This is the time of year when many people think of charities and are most likely to give of their time, money or talent to a charitable organization. But for those who run charities, the challenges facing them last throughout the year. The good news during this, the season of giving, is that more Pennsylvania charities feel they have a greater ability to fulfill their organization's core mission than they have in recent years.
Results of the Lincoln Institute's 2006 Pennsylvania Charitable Organizations Survey conducted in conjunction with the Pennsylvania Association of Nonprofit Organizations (PANO) found 33% of the non-profits surveyed feel they are better able to fulfill their mission than in past years, while 15% voiced concern that they are less able to do so. A plurality of organizations, 49% said they have about the same ability to successfully do their job as they have had in past years.
Funding, of course, is a critical issue for charitable organizations. Among those responding to the survey, 37% said their funding for 2006 was about the same as that for 2005. Thirty-two percent of the non-profits said they raised more money this year than they did in 2005, while 27% reporting having secured less funding. Looking ahead to 2007, 45% expect funding levels to remain constant while 28% are projecting revenue increases, and 20% expect to see their income decline.
Scandals involving a number of high profile charities have rocked the non-profit sector in recent years even while non-profits have responded in a major way to such disasters as the September 11, 2001 terrorist attacks and the gulf coast hurricanes of 2005. A majority of Pennsylvania charity executives say they believe public trust in the sector to be "medium," while 18% say public trust in charities is high, and only 6% rated trust levels as being low.
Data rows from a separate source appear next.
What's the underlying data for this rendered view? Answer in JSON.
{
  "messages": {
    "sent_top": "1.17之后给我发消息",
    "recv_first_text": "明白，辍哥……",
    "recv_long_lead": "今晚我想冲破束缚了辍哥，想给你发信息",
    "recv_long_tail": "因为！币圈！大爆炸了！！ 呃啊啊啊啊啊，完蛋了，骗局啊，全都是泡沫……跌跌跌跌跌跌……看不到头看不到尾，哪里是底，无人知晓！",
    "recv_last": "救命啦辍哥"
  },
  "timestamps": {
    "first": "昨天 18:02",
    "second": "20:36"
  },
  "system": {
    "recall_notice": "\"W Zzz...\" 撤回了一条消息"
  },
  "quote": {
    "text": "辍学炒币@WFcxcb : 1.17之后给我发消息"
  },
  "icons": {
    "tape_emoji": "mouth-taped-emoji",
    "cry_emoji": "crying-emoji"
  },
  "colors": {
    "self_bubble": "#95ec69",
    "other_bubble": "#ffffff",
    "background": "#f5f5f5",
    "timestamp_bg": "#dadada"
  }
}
Joe Geiger, Executive Director for PANO found indications in the survey that charities tend to assume higher scores for effectiveness and accountability than those indicated by the general public. "Charities will be challenged in the upcoming year to do a better job of telling their stories to the general public as well as other audiences if necessary support is to be available," Geiger said. "Most charities are doing terrific work in raising the quality of life in communities. The survey indicates there is a lack of understanding of this issue."
A major new challenge facing the sector in 2007 will be dealing with Pennsylvania's new lobbyist registration act. Charities rarely come to mind when the word "lobbyist" is mentioned, but the fact is many charities receive at least a portion of their funding from government at some level. In order to secure that funding representatives of the charity must interact with government officials, in effect making them lobbyists.
The Lincoln Institute/PANO survey asked those working at Pennsylvania non-profits if they thought non-profit organizations should be required to register as a lobbyist if they interact with the federal, state, or local governments or if they should be exempt from such requirements. A majority, 52% said charities should be exempt from registration requirements, while 30% thought they should be required to register.
When asked if anyone from their organization has registered as a lobbyist under the Governor's Executive Order governing lobbying of the executive branch of state government, 87% said they are not registered, only 3% have done so. When it comes to registering under the current rules of the state Senate, again 87% said they are not registered, 2% have registered.
The new Pennsylvania lobbyist disclosure law is not well understood by the non-profit sector. Sixteen percent said they have reviewed the law and understand its provisions, 74% said they do not understand the law or have not yet investigated how it will affect their organization.
In terms of actual lobbying activity, 19% of the non-profits responding to the survey said they have lobbied the federal government on a public policy issue during the past year, 29% have lobbied state government and 21% have lobbied county or municipal government. Thirty percent said they plan to lobby government at some level in 2007.
Just like any other type of business, non-profits are struggling to provide quality health care coverage to their employees. Eighty-three percent of those responding to the Lincoln Institute/PANO poll said they provide health insurance coverage to their employees. At 39% of the organizations the employer reports paying the full premium for health insurance coverage, less than 1% requires the employee to pay the full premium. At 43% of the organizations premium payments are split between the organization and the employee.
Health insurance costs this year went up for a majority of the charities surveyed. Fifty-one percent of the charities surveyed said their health insurance premiums had increased up to 25%; 7% said health insurance premiums went up between 25 and 50%. In order to reduce costs, 18% of the non-profits organizations responded by changing insurance companies, another 10% began requiring employee contributions to the plan, 10% increased co-pays and 8% increased deductibles.
The high cost of medical malpractice insurance has caused a number of doctors and other health care professionals to either close their practices or to cease offering high risk care. Ten percent of the non-profit organizations participating in the 2006 Pennsylvania Charitable Organizations Survey said they had any employee complain about being unable to receive medical care due to such cutting back of service as a result of medical malpractice insurance costs.